Just in case your name is Patrick and you’re living under a rock in Bikini Bottom, you may have missed the biggest music announcement of the year. TOOL’s discography is now available on all streaming platforms and digital store fronts! And to top it off, a new album is coming this year! This is beyond exciting!
Now this did not just happen, but I held out for this blog post to celebrate. Friday, August 2nd, is the date that this happened, and from now on will forever be known as TOOLday. TOOL have been digital holdouts for years – famously stating that they prefer the album format, and believe that that is the way their music is to be consumed. TOOL doesn’t even agree with a “Best of” or “Greatest Hits” type album, as they don’t want their “artistry being consumed in random pieces”.
But now it has happened.
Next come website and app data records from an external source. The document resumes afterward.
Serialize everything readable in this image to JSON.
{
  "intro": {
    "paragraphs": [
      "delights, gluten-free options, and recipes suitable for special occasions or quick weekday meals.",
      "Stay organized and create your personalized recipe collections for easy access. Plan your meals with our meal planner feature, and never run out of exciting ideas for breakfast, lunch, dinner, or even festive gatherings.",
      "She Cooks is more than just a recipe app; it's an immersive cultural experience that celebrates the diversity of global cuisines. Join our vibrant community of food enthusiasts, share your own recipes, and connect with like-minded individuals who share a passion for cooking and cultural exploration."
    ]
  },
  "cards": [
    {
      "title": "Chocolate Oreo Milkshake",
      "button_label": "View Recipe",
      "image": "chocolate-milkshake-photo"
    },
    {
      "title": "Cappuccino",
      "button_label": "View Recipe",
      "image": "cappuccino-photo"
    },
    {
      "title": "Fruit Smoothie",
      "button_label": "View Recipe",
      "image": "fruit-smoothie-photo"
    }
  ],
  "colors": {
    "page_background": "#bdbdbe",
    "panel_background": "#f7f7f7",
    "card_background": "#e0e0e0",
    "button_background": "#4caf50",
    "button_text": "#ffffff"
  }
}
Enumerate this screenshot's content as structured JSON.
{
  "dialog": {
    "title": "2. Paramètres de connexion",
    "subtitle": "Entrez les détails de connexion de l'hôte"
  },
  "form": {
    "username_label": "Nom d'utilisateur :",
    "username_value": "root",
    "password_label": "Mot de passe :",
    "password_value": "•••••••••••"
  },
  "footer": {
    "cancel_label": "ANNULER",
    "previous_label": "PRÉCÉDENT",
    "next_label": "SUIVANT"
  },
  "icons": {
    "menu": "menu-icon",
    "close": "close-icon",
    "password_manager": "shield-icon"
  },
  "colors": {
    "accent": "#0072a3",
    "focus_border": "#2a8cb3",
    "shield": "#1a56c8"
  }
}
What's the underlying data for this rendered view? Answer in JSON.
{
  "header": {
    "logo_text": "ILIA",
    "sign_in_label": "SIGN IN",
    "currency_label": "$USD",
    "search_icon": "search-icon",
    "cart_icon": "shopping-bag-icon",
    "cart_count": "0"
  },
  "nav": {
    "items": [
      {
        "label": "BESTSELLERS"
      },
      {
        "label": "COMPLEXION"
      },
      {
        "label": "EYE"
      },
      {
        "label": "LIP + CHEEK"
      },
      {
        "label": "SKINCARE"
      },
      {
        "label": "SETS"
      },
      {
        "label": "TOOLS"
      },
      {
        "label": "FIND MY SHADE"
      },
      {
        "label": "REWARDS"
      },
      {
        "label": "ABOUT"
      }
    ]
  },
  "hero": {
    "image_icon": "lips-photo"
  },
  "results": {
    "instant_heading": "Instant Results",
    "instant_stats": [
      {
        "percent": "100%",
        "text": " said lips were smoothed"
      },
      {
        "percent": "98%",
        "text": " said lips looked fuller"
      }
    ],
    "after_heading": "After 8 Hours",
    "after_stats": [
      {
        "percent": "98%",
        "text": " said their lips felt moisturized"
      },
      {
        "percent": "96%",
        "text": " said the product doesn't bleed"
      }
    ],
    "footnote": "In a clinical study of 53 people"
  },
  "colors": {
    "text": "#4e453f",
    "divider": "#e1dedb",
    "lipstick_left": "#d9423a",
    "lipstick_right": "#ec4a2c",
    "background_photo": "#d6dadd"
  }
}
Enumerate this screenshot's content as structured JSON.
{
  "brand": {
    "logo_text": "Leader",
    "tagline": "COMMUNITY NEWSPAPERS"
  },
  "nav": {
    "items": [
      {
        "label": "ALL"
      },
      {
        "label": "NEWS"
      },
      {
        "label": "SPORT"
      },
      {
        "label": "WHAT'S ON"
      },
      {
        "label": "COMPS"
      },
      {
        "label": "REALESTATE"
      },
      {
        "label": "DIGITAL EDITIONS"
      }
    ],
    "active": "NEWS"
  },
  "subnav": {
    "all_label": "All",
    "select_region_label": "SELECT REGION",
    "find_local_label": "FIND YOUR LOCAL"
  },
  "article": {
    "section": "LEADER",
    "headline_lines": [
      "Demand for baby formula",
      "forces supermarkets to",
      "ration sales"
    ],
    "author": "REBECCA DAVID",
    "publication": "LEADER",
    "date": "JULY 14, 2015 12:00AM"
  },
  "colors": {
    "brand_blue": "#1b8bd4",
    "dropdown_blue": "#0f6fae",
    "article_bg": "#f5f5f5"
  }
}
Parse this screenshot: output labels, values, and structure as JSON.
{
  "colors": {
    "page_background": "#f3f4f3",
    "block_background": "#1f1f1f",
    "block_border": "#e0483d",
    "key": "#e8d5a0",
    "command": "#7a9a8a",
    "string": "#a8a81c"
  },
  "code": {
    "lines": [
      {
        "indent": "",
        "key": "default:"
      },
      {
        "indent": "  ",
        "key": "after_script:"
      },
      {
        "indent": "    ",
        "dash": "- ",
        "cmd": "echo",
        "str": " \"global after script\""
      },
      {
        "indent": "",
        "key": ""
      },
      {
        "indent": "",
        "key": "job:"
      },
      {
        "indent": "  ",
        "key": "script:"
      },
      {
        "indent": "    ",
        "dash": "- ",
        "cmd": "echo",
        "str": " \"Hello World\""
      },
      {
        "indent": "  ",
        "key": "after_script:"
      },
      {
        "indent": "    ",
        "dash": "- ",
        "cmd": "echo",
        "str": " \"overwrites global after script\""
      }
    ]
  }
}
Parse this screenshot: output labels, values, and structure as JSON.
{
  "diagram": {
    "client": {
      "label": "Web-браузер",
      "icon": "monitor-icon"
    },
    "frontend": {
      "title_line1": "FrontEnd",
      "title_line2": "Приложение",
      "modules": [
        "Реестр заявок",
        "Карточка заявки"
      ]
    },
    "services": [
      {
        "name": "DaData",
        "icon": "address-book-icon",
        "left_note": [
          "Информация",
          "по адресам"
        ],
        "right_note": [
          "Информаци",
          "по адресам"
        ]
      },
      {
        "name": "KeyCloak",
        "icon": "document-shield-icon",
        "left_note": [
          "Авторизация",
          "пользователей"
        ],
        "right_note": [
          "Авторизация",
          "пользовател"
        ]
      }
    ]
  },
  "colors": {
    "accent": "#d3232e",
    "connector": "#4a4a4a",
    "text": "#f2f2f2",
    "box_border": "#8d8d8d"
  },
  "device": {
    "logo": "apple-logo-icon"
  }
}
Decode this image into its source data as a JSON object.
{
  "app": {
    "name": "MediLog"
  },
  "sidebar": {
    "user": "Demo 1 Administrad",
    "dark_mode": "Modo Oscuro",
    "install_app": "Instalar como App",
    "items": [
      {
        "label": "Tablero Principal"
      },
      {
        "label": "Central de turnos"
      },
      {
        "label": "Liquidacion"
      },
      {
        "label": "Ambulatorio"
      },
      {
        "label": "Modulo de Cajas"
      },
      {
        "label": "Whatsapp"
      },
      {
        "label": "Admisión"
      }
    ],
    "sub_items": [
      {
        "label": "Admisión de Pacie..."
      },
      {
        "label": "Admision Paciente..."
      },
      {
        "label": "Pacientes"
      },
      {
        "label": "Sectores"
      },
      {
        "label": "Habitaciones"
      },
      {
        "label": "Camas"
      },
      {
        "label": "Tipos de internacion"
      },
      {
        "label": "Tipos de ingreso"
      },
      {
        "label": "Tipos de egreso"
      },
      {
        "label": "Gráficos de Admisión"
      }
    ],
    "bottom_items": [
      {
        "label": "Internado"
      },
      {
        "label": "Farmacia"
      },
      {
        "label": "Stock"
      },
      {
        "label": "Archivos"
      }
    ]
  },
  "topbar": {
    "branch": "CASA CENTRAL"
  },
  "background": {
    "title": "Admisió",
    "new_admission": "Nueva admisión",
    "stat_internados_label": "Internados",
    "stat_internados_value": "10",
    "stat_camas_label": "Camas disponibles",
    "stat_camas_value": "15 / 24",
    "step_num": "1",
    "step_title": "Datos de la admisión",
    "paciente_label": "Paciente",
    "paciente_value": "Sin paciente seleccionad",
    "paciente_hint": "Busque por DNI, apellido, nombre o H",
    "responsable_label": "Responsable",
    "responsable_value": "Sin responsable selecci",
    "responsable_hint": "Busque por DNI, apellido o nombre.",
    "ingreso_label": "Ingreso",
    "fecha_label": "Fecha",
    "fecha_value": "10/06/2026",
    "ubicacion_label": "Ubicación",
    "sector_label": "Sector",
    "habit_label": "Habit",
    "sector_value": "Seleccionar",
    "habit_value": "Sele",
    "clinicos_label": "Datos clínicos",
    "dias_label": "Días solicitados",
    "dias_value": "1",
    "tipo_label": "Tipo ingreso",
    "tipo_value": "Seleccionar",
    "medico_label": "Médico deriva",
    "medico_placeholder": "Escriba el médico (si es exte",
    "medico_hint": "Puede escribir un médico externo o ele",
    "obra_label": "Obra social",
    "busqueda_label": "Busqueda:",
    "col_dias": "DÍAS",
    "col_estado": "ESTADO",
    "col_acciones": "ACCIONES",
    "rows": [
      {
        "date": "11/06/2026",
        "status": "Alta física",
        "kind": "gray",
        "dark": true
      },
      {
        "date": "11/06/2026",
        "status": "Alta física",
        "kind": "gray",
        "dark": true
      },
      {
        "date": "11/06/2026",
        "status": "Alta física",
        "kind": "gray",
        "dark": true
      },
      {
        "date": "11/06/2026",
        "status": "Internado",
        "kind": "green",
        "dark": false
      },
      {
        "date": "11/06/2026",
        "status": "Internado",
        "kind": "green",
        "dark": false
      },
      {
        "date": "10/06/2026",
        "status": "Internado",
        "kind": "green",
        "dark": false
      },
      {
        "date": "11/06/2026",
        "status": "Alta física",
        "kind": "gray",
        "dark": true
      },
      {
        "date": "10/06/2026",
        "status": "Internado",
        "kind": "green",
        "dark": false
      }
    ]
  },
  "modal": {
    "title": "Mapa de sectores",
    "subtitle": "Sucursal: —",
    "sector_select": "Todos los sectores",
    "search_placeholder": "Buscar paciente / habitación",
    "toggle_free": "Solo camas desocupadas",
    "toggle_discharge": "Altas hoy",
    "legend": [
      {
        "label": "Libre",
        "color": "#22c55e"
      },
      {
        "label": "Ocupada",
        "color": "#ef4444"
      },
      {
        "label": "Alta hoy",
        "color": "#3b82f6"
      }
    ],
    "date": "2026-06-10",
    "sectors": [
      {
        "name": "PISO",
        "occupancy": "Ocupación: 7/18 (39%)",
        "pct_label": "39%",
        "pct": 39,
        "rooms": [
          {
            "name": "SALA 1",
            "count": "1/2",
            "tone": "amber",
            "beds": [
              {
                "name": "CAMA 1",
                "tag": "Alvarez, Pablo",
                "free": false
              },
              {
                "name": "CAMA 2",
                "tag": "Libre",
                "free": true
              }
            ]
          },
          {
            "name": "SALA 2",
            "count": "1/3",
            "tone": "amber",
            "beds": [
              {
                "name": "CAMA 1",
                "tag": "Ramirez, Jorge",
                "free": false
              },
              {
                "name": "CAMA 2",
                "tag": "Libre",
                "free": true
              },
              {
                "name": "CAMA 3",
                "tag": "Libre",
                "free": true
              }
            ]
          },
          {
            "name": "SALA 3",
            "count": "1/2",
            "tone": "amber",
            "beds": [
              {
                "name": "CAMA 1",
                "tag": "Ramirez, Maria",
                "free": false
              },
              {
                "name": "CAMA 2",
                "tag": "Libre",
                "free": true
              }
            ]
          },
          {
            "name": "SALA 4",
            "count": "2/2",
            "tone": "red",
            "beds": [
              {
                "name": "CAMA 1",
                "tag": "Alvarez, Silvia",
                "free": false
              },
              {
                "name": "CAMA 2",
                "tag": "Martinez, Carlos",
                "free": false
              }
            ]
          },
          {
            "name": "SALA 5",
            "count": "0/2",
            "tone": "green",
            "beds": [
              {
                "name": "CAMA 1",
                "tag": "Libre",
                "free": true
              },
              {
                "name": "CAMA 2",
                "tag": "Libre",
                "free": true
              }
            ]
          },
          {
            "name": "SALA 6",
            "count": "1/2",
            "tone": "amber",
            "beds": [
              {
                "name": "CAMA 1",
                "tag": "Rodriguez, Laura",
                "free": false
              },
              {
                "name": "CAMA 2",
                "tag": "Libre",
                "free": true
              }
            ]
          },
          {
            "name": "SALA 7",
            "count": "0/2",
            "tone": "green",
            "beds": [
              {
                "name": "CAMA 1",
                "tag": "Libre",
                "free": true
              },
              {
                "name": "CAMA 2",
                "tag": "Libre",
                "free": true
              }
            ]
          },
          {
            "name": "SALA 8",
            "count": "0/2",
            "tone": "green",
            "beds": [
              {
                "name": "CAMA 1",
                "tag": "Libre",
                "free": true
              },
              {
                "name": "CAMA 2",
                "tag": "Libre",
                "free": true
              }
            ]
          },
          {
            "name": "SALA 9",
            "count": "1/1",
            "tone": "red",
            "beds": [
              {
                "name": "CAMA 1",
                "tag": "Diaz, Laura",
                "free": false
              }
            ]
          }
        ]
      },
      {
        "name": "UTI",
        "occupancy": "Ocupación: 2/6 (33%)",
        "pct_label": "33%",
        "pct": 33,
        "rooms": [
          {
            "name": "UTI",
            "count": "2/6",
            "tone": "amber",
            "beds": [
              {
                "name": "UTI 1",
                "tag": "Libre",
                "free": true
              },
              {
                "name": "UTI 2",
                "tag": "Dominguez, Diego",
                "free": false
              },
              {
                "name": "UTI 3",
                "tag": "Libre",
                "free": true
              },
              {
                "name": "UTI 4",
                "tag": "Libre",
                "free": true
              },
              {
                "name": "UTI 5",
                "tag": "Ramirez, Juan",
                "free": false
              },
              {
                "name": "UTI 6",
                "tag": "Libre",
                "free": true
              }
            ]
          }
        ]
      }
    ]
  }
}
TOOL are here, and being at the front of the world allowed me a unique perspective of watching the world react in excitement. Immediately, all TOOL albums entered the Top 10 on iTunes and Apple Music. After a few more hours, all albums were vying for the number 1 spot. The excitement on Twitter was palatable. You could really feel it as it swept the metal and alternative communities around the world.
For myself, I loaded up Ænema – track 13 from 1996’s album of the same name – straight away. This being my ultimate favourite TOOL song. Mainly as an anti-Hollywood/entertainment industry anthem first and then musically intense second. I must have played this song about 20 times over the course of the weekend alone. To the point that I think poor Simone is well and truly over it.
My love of TOOL is borne from my days frequenting the local rock club. My friend – Sleefs – was a major fan, and his excitement when ever a TOOL song came on was infectious. He’d call me and his other friends to the dance floor where we would bang our heads and try not to spill our beer. In those early days, TOOL were a bit too prog-rock for me, so I tolerated them more than anything. It wasn’t until I actually sat down to listen to one of their album that I started to see the appeal. TOOL is a band that demands an active listener. Its not background music. Listening to TOOL is like reading a good book – you may look like you aren’t doing much, but you’re actively engaged.
And the more you invest into the listening experience – maybe some good headphones, and a lack of distractions or things to do – the more the band rewards you. You feel uncomfortable, and you can’t explain why. The music of TOOL has a way of burrowing under your skin from your ears, and it unsettles you. I suppose that is was progressive music is supposed to do. And TOOL deliver.
I will be listening to a lot more TOOL from now on. And now that they are finally on streaming media, a few Sort-Of Music Reviews will be incoming, I am sure.
For now, enjoy the fact that finally, eventually, TOOL are available on your Apple Music or Spotify subscription. Start off with 1993’s Undertow, and be taken on a journey. By the end of this month, we’ll have a new album from TOOL, their first new music in 13 years. If the world was this excited to get a hold of their old music, I can’t wait to feel the digital excitement over new music.
Welcome to the modern age, TOOL. You kept us waiting, but by gosh, are we glad you’re here!